The Individual Retirement Account (IRA) is a retirement plan account available for the retirement savings of an individual. The IRA provides some advantages relating to taxation of income. There are tax deductible and non deductible IRAs. IRA distributions are made to the beneficiaries named by the decedent. Beneficiaries may be designated in the will of a decedent.
Generally, income from IRA is not taxable[i]. However, the amount inherited by the beneficiary from the income with respect to a decedent (IRD) is taxable. The amount in the IRA at the time of the IRA holder’s death after deducting non-deductible contributions is treated as IRD. It is includible in the gross income of a beneficiary. Thus, when a beneficiary inherits amounts from an IRA, they are taxable by including the amount in the gross income of the beneficiary. These rules are provided in Section 691 (a) (1) and section 408 (d) (1) of the Internal Revenue Code[ii].
Therefore, when a lump sum amount is received by a beneficiary from the IRA of a decedent, that amount on the date of death will be considered income of the beneficiary for that financial year[iii]. The excess amount accumulated between the date of the death of a decedent and the date of receipt by the beneficiary also will be treated as income of the beneficiary and is taxable.
In a situation where a charity institution is named a residuary beneficiary to the IRA, the distribution received by the charity would be added to the gross income of the charity for that particular year[iv].

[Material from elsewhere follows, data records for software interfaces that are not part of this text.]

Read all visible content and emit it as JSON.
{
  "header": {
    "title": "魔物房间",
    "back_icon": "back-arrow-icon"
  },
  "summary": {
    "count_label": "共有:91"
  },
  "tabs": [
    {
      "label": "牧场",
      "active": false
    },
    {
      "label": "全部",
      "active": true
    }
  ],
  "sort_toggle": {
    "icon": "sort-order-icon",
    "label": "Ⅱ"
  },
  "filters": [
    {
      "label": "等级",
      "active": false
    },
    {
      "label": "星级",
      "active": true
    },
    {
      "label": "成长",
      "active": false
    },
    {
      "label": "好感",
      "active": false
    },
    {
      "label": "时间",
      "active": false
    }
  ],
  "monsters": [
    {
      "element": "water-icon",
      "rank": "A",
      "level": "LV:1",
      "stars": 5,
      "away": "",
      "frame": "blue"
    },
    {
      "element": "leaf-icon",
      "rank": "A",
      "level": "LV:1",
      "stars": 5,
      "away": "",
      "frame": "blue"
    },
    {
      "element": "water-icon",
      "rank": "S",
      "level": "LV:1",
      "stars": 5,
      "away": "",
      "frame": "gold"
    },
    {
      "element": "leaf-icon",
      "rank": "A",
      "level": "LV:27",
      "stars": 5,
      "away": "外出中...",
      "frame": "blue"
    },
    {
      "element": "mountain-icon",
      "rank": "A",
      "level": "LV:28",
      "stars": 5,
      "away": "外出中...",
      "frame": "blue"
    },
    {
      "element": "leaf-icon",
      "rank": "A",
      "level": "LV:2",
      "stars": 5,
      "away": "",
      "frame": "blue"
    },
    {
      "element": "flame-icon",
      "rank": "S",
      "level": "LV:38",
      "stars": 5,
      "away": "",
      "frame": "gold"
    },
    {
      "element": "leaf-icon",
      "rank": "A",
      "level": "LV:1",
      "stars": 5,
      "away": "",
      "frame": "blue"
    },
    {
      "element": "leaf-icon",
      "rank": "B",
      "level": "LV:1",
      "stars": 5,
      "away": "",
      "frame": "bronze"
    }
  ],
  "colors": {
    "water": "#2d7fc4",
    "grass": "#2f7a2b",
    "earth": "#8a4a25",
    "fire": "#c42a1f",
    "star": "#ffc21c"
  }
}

[i] Section 408 (e) (1) of the Internal Revenue Code
[ii] 26 USCS § 691
[iii] Rev. Rul. 92-47 (I.R.S. 1992)
[iv] PLR 200633009 (I.R.S. 2006)